Check out the overview map of all trout streams in Northeast Iowa online, or email the DNR or call the DNR Phone Center at 515-725-8200 to request a printed version. A mobile-friendly version of the trout map is also available.
Buy Your Fishing Licenses Online
Find your favorite trout stream and when it will be stocked with the proposed stocking schedule. Call 563-927-5736 for current trout stream or urban stocking information.
Iowa Fishing Regulations
Iowa residents and nonresidents who are required to have a fishing license must pay the Trout Fee to fish for or possess trout. Exception: Children under 16 may possess or fish for trout without having paid the Trout Fee if they fish with a properly licensed adult who has paid the Trout Fee and together they limit their catch to the one person daily limit of five (5) trout. Children under 16 can buy their own trout privilege, which allows them to fish without a properly licensed adult and keep their own daily limit (5).
Annual Fishing License*
Resident - $19
Nonresident - $41
Resident - $12.50
Nonresident - $15
*Shorter term license options are available - see options on the Fishing Licenses & Laws webpage or page 2 of the Iowa Fishing Regulations.
Season: All waters - Continuous
Length Limits: None, except a 14-inch minimum length limit applies to all trout in Spring Branch Creek (Delaware Co.), from the spring source to County Hwy. D5X as posted, and on brown trout only in portions of Bloody Run Creek (Clayton Co.) where posted.
Daily Bag & Possession: All waters - Combined daily of 5 and possession of 10.
Catch & Release Only Streams: Trout caught from the posted portion of these streams must be released alive immediately:
Artificial Lure Only Streams: Artificial lure means lures that do not contain or have applied to them any natural or human-made substance designed to attract fish by the sense of taste or smell.
In the posted areas of:

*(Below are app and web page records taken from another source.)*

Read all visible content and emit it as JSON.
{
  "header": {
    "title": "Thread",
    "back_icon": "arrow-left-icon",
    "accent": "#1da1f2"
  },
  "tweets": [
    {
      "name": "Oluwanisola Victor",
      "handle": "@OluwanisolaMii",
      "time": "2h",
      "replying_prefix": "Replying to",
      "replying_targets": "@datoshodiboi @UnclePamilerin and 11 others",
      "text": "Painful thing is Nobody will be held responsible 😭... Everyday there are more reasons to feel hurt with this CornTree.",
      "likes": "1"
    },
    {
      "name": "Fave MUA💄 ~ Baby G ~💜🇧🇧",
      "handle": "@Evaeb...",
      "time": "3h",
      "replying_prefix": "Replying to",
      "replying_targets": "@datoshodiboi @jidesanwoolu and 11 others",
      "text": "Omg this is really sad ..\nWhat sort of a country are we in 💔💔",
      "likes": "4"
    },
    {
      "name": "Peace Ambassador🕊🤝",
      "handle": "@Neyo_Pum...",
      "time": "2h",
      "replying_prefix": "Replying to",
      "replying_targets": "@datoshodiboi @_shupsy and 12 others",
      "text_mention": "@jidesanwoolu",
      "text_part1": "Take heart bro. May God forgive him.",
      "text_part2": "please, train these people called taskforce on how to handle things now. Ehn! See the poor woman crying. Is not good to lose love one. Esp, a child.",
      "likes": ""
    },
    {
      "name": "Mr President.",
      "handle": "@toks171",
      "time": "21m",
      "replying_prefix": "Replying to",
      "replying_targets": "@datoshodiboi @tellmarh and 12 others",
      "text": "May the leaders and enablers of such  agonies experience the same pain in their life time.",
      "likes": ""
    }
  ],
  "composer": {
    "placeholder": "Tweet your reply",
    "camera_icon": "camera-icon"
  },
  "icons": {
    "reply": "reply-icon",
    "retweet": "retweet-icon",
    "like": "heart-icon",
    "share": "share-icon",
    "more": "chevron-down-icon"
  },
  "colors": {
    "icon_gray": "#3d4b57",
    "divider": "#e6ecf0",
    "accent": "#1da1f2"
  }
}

The majority of Trout Country is under private ownership, however, the Iowa DNR buys land along some Iowa trout streams from willing land owners to provide trout fishing on publicly owned land. Streams flowing through privately owned land require permission to fish from the landowner, unless the stream has an Angler Conservation Easement.Angler Conservation Easements along trout streams in northeast Iowa provide water resource protection, fish habitat restoration and public recreation. Conservation easements are an important partnership with participating landowners. Your cooperation helps protect these “Trout Trails” and allow the public to fish as guests of the landowner. Always respect private property and Leave No Trace.
Look for Public Fishing signs at one of your favorite trout streams indicating public fishing. Always ask the landowner for permission first, if the stream is not marked.
Iowa's put and grow streams offer unique trout fishing opportunities perfect for anglers looking for a solitary fishing experience with the chance to catch a few stream-reared trout as well as a real trophy-sized fish. These streams are entirely on private property - you need permission from the landowner to fish these streams.
Brook trout from South Pine Creek and brown trout from French Creek are spawned and stocked as fingerlings into coldwater streams with suitable temperature and habitat requirements. These wild fingerling trout survive much better than their domestic hatchery counterparts and also have a better chance of spawning naturally in the stream in future years. Several populations of naturally reproducing brook and brown trout have been established in northeast Iowa streams with this stocking technique. These populations are self sustaining and need no additional stocking. Anglers can expect high numbers of 8-12 inch brown trout in these populations along with trophy fish up to 20 inches.
Fisheries personnel conduct an active stream habitat improvement program on trout streams to improve and maintain quality water and trout habitat that benefit both trout and trout anglers. Applying proper agricultural practices on the land upstream to minimize erosion of topsoil into the stream is the first step.
Habitat structures such as rock deflectors and bankhides are installed to provide protective cover, create holes and increase stream current to remove silt and expose the underlying rock streambed. Bank stabilization projects occur on public and private owned properties. Cutbanks are stabilized by backsloping, covering the lower bank with rock and seeding the entire bank with grasses. This stabilizes the bank and provides shade to the stream and overhead cover for the trout. Landowners interested in improving the habitat in their trout streams should contact the Decorah or Manchester fish management biologist for help with project planning and potential funding sources.
Kids (15 years and younger) have their own trout fishing ponds at Big Spring Hatchery and Bellevue Station. These ponds offer a safe and easy spot for young anglers to learn the basics of fishing, with an excellent chance to reel in their first trout and earn a first fish award. A limited number of fishing poles and basic tackle is available for kids to use.
All kids must be accompanied by a properly licensed adult (fishing license + trout privilege). There is a 2 trout limit per day, which includes trout caught and released. Artificial tackle is recommended for kids planning to catch and release fish.
Catch and release fish
Urban trout stockings offer a "close to home" option for anglers in cities and towns across Iowa who might not normally travel to northeast Iowa to discover trout fishing. These cool weather stockings, held each October through April, are a great place to take kids to catch their first fish.
Contact our partners listed below for more information about each Family Fishing Event.